Hashcash was created by Adam Back to prevent spam and other similar types of abuses of internet resources where you don’t have to pay for the marginal use of that resource.

The solution is to have a token that proves the client has done an expensive computation. This way, it becomes prohibitively expensive to abuse these resources, as you would need an ever increasing computational power.

This token is generated by a cost-function. A cost-function should be hard to compute, but easy to verify. The hashcash cost-function relies on computing partial hash collisions. Partial Hash Collision is when a part of two hashes collide.

If the token is valid, when it is appended to the message, and this combo (message+token) is hashed, the result will be a hash with a partial hash collision.

The size of the partial hash collision is parametrized in the cost-function.

The only way to compute the token is brute-force. i.e. trying every possibility until a desired one is found. The larger the collision wanted, the more expensive it is to compute the token.

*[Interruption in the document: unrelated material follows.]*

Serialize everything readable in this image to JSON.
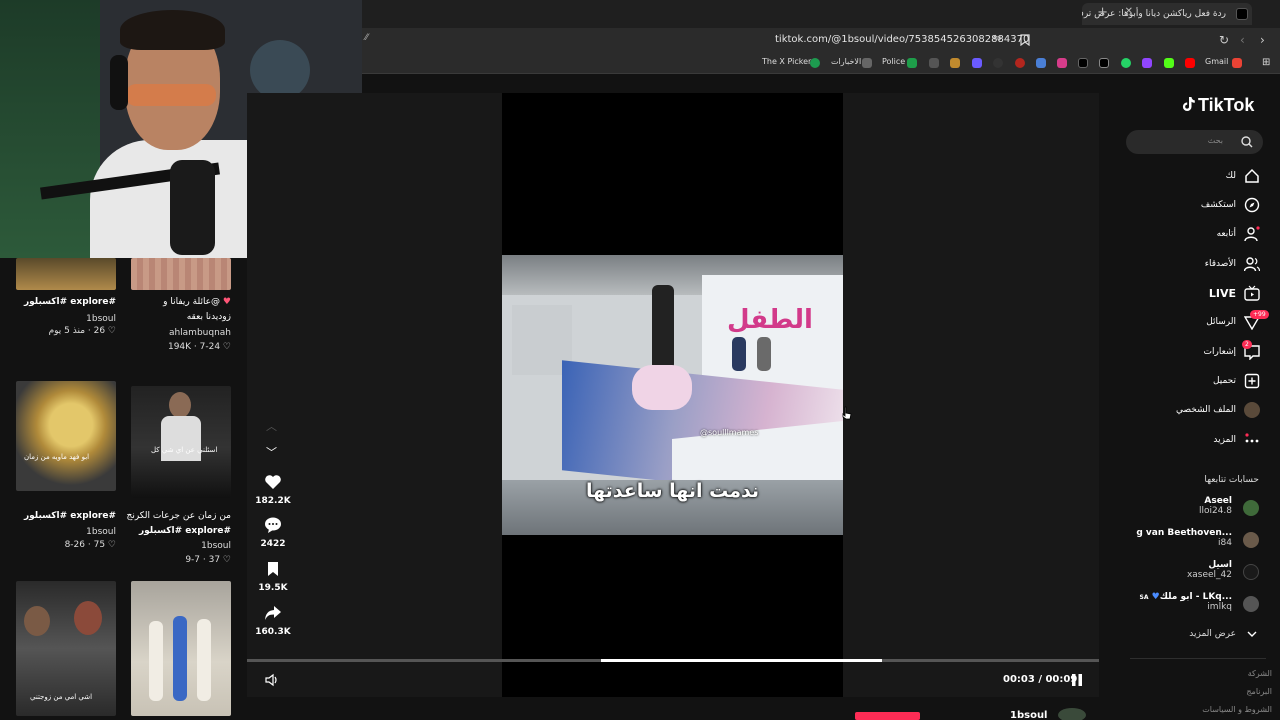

Hashcash is an example of a *proof-of-work* algorithm.

Here’s a simple implementation of it: